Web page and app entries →

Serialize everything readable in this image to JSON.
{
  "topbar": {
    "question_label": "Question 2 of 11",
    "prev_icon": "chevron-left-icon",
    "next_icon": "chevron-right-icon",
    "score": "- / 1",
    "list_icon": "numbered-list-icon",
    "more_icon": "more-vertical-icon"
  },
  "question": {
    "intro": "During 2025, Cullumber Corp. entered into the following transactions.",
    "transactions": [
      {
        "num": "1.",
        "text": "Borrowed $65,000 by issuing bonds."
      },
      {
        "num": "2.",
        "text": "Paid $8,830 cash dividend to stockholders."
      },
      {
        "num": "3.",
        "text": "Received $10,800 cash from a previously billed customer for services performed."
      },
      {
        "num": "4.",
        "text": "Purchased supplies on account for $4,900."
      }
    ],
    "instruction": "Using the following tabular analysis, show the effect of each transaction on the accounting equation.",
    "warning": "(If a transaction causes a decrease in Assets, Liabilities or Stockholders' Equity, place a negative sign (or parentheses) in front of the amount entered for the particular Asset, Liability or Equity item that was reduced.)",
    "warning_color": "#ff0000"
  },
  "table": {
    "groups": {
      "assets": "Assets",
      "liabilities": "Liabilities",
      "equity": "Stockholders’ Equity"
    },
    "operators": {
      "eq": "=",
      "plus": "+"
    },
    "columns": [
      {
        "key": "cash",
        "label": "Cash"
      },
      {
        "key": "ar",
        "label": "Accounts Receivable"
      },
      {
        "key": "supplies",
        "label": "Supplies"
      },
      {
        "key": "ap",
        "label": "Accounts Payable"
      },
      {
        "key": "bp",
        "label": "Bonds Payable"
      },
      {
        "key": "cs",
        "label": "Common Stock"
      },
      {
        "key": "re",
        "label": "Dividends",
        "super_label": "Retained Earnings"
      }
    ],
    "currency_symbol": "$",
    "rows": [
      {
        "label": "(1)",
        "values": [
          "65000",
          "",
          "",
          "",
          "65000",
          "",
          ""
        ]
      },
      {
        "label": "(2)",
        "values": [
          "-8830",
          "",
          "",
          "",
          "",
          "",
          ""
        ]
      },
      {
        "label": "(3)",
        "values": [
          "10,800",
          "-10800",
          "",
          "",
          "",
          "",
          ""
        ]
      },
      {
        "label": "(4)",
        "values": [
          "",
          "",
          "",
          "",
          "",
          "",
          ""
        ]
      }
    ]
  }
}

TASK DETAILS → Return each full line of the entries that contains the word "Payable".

TASK RESPONSE →
        "label": "Accounts Payable"
        "label": "Bonds Payable"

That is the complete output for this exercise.